It's the nightmare terror scenario: an extremist group building its own atomic bomb and detonating it without warning in Sydney or New York.
A new study by the Australian Strategic Policy Institute (ASPI) says it's tempting to think that the risks of nuclear terrorism are overblown.
"They aren't," ASPI says.
"If terrorists were able to overcome the still relatively significant challenges involved in the fabrication and successful detonation of an improvised nuclear device, the consequences could be catastrophic."
Authors Dr Tanya Ogilvie-White and Dr David Santoro said there were three pathways to nuclear terrorism.
Terrorists could acquire a ready-made bomb from military stocks; acquire materials to make their own improvised bomb; or they could attack or sabotage an existing nuclear facility or transportation to release radioactive material.
The paper says there's low-risk of such attack in Australia, although in 2005 police arrested a group of Islamic extremists who planned to attack the Lucas Heights reactor. But an attack anywhere in the world would still have consequences for Australia.
ASPI said Australia had internationally well-regarded technical and diplomatic expertise in non-proliferation.
Yet the former Labor government had cancelled the flagship Regional Security of Radiological Sources Project, launched in 2004.
Under that program, international experts worked under Australian leadership with regulatory bodies across South-East Asia to secure dangerous radioactive sources used in the health and industrial sectors. They also worked to develop plans to respond to nuclear attacks or sabotage.
ASPI said the government should now launch a new nuclear security strategy, including relaunching the Regional Security of Radiological Sources Project.

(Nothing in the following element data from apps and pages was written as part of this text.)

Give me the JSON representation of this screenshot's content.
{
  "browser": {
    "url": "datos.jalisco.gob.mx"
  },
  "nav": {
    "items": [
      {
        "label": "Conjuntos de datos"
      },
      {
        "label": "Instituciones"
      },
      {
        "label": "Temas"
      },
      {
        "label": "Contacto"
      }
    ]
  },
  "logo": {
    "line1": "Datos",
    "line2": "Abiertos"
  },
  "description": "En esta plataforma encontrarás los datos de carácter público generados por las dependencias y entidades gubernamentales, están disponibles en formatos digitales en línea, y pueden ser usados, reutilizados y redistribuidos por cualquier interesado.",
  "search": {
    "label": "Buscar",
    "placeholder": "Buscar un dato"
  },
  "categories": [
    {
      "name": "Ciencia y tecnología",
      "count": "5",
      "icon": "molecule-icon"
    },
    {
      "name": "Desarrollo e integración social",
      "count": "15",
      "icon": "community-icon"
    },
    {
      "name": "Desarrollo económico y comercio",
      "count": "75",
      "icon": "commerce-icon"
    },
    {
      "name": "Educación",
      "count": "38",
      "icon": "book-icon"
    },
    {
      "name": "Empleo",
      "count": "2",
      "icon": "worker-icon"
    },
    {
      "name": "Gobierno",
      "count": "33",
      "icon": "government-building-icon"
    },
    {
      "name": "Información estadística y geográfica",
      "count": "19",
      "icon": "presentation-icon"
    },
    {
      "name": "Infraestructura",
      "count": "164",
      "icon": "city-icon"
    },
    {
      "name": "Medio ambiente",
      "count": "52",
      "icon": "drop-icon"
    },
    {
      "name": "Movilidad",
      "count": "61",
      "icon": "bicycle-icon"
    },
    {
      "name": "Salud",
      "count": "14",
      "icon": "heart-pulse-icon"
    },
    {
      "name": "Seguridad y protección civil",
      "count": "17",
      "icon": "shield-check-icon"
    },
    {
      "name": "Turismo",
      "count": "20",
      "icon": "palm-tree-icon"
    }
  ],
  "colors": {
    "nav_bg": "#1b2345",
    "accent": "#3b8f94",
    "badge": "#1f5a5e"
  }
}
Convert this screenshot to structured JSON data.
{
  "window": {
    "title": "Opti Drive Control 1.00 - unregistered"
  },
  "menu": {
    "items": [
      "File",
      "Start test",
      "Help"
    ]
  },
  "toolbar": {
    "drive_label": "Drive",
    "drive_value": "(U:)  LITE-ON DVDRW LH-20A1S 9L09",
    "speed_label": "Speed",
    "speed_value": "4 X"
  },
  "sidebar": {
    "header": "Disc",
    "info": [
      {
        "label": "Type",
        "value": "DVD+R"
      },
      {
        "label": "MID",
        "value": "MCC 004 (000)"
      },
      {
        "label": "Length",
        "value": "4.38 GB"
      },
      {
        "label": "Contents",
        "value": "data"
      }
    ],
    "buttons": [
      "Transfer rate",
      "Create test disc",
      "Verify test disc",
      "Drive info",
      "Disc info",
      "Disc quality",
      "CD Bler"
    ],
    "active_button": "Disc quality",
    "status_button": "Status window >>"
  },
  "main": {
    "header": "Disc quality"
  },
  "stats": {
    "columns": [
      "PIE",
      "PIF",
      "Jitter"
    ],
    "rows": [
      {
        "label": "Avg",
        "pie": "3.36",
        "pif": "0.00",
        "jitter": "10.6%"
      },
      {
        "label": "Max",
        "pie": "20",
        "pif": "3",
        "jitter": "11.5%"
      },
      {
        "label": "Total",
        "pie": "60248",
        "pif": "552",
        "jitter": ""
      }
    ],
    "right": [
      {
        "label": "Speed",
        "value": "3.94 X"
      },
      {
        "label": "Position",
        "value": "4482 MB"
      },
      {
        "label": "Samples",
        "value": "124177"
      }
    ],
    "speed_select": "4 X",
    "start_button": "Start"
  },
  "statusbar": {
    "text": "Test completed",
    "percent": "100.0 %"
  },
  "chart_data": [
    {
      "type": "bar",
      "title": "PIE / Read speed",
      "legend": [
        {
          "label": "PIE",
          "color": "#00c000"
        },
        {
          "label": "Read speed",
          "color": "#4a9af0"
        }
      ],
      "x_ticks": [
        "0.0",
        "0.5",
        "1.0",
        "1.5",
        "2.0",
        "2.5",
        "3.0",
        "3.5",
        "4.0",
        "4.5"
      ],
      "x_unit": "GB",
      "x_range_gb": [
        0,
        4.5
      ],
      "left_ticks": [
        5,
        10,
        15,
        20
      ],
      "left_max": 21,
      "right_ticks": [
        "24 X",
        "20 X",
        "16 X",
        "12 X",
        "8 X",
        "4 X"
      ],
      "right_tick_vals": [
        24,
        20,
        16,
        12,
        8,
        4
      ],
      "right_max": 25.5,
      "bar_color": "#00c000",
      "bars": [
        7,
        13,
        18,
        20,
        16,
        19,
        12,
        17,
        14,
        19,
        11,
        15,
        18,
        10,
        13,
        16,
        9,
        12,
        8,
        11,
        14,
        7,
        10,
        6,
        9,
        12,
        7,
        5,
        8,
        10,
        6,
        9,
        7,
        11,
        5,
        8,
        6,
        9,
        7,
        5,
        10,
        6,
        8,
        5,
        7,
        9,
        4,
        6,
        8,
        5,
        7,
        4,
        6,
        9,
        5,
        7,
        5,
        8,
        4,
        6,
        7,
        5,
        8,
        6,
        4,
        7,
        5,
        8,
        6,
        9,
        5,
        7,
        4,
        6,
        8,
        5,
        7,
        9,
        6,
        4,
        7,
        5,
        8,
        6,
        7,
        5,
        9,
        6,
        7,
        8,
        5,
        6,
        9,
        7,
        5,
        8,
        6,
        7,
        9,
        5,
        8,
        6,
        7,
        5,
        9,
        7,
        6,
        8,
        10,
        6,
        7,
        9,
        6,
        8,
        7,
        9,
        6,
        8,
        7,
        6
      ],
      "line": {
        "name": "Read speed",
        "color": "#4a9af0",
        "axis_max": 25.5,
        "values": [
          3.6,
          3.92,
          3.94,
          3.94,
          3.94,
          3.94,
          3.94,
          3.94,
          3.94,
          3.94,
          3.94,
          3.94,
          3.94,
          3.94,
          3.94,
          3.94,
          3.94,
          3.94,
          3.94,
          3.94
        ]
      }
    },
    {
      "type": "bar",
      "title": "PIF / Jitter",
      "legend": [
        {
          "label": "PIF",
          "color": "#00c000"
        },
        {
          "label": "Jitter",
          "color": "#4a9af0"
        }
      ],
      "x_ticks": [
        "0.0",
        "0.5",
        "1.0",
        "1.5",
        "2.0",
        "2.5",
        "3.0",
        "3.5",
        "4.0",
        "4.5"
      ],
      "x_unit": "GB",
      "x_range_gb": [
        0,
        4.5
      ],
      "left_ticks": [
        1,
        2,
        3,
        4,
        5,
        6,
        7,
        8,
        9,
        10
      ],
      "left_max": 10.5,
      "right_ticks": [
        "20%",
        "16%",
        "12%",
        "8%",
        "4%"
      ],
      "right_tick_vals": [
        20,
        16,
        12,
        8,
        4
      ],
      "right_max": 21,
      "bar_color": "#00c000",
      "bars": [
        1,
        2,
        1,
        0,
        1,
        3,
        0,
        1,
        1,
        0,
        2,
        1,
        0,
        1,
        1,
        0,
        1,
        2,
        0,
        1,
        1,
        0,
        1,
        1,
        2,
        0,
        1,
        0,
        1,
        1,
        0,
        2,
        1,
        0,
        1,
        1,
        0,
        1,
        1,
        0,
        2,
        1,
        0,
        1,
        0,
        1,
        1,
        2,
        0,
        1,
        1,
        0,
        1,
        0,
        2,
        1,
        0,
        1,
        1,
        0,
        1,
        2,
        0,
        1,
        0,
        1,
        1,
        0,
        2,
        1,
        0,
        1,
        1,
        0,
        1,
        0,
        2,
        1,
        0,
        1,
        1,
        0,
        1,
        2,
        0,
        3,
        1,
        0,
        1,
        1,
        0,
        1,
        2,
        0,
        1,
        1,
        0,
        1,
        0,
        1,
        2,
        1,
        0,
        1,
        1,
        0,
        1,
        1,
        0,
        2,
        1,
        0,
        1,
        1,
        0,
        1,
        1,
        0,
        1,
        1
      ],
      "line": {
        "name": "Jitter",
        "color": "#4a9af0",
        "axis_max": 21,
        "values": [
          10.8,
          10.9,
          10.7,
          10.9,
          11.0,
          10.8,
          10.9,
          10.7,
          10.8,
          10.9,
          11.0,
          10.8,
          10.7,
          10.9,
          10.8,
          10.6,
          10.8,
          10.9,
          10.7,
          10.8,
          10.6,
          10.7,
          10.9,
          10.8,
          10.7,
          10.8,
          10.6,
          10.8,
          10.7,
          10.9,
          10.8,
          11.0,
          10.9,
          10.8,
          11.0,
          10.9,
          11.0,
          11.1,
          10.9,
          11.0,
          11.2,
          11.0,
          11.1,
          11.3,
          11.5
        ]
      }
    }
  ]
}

At a modest cost of around $2 million a year this would reduce the danger of nuclear terrorism and give Australia an international leadership role.